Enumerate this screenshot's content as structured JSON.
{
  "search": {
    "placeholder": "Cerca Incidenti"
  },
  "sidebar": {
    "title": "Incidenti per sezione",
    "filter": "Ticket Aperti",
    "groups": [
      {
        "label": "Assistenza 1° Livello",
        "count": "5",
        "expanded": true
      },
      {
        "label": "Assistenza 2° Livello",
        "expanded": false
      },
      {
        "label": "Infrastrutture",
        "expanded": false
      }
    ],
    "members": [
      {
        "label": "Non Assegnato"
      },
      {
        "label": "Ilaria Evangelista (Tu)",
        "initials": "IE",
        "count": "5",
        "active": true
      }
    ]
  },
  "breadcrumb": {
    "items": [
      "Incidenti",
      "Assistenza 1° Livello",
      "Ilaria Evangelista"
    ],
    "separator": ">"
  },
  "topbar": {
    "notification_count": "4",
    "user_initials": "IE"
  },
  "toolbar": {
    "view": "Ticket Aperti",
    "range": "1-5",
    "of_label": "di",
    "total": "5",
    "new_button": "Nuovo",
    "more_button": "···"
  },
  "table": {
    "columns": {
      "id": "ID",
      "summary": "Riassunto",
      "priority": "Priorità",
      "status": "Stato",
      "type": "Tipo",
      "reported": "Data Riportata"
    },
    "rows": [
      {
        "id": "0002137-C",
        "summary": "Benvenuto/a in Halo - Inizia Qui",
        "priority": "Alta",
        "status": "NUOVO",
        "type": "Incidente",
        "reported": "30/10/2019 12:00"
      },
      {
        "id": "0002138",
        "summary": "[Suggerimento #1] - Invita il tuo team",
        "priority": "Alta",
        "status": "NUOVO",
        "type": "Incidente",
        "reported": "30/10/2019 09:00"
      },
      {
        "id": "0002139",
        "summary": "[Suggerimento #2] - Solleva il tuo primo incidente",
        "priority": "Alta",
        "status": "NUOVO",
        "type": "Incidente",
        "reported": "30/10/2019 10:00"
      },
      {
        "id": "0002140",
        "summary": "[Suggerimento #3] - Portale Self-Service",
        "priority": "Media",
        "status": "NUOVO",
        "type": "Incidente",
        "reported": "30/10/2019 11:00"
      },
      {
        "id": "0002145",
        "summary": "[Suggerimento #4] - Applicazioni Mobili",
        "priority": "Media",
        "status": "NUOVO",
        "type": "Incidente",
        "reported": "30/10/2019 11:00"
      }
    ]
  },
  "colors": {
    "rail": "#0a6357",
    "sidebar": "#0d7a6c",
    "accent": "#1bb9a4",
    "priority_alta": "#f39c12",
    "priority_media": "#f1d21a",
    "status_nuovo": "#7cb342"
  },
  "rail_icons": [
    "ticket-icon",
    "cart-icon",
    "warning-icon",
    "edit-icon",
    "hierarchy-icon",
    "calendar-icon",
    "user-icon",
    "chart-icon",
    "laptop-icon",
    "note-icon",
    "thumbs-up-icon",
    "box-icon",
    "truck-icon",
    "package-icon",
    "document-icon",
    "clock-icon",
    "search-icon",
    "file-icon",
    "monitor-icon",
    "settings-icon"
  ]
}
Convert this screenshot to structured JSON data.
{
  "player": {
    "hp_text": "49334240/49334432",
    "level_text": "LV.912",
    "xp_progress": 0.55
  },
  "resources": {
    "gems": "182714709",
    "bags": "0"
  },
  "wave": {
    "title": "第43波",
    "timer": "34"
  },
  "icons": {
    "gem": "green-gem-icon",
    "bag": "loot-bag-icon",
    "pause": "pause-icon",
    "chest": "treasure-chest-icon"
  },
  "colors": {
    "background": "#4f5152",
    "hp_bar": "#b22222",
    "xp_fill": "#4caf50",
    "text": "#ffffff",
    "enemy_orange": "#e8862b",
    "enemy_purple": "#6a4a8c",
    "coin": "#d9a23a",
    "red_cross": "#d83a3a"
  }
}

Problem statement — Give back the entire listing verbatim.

Completed exercise —
Enumerate this screenshot's content as structured JSON.
{
  "search": {
    "placeholder": "Cerca Incidenti"
  },
  "sidebar": {
    "title": "Incidenti per sezione",
    "filter": "Ticket Aperti",
    "groups": [
      {
        "label": "Assistenza 1° Livello",
        "count": "5",
        "expanded": true
      },
      {
        "label": "Assistenza 2° Livello",
        "expanded": false
      },
      {
        "label": "Infrastrutture",
        "expanded": false
      }
    ],
    "members": [
      {
        "label": "Non Assegnato"
      },
      {
        "label": "Ilaria Evangelista (Tu)",
        "initials": "IE",
        "count": "5",
        "active": true
      }
    ]
  },
  "breadcrumb": {
    "items": [
      "Incidenti",
      "Assistenza 1° Livello",
      "Ilaria Evangelista"
    ],
    "separator": ">"
  },
  "topbar": {
    "notification_count": "4",
    "user_initials": "IE"
  },
  "toolbar": {
    "view": "Ticket Aperti",
    "range": "1-5",
    "of_label": "di",
    "total": "5",
    "new_button": "Nuovo",
    "more_button": "···"
  },
  "table": {
    "columns": {
      "id": "ID",
      "summary": "Riassunto",
      "priority": "Priorità",
      "status": "Stato",
      "type": "Tipo",
      "reported": "Data Riportata"
    },
    "rows": [
      {
        "id": "0002137-C",
        "summary": "Benvenuto/a in Halo - Inizia Qui",
        "priority": "Alta",
        "status": "NUOVO",
        "type": "Incidente",
        "reported": "30/10/2019 12:00"
      },
      {
        "id": "0002138",
        "summary": "[Suggerimento #1] - Invita il tuo team",
        "priority": "Alta",
        "status": "NUOVO",
        "type": "Incidente",
        "reported": "30/10/2019 09:00"
      },
      {
        "id": "0002139",
        "summary": "[Suggerimento #2] - Solleva il tuo primo incidente",
        "priority": "Alta",
        "status": "NUOVO",
        "type": "Incidente",
        "reported": "30/10/2019 10:00"
      },
      {
        "id": "0002140",
        "summary": "[Suggerimento #3] - Portale Self-Service",
        "priority": "Media",
        "status": "NUOVO",
        "type": "Incidente",
        "reported": "30/10/2019 11:00"
      },
      {
        "id": "0002145",
        "summary": "[Suggerimento #4] - Applicazioni Mobili",
        "priority": "Media",
        "status": "NUOVO",
        "type": "Incidente",
        "reported": "30/10/2019 11:00"
      }
    ]
  },
  "colors": {
    "rail": "#0a6357",
    "sidebar": "#0d7a6c",
    "accent": "#1bb9a4",
    "priority_alta": "#f39c12",
    "priority_media": "#f1d21a",
    "status_nuovo": "#7cb342"
  },
  "rail_icons": [
    "ticket-icon",
    "cart-icon",
    "warning-icon",
    "edit-icon",
    "hierarchy-icon",
    "calendar-icon",
    "user-icon",
    "chart-icon",
    "laptop-icon",
    "note-icon",
    "thumbs-up-icon",
    "box-icon",
    "truck-icon",
    "package-icon",
    "document-icon",
    "clock-icon",
    "search-icon",
    "file-icon",
    "monitor-icon",
    "settings-icon"
  ]
}
Convert this screenshot to structured JSON data.
{
  "player": {
    "hp_text": "49334240/49334432",
    "level_text": "LV.912",
    "xp_progress": 0.55
  },
  "resources": {
    "gems": "182714709",
    "bags": "0"
  },
  "wave": {
    "title": "第43波",
    "timer": "34"
  },
  "icons": {
    "gem": "green-gem-icon",
    "bag": "loot-bag-icon",
    "pause": "pause-icon",
    "chest": "treasure-chest-icon"
  },
  "colors": {
    "background": "#4f5152",
    "hp_bar": "#b22222",
    "xp_fill": "#4caf50",
    "text": "#ffffff",
    "enemy_orange": "#e8862b",
    "enemy_purple": "#6a4a8c",
    "coin": "#d9a23a",
    "red_cross": "#d83a3a"
  }
}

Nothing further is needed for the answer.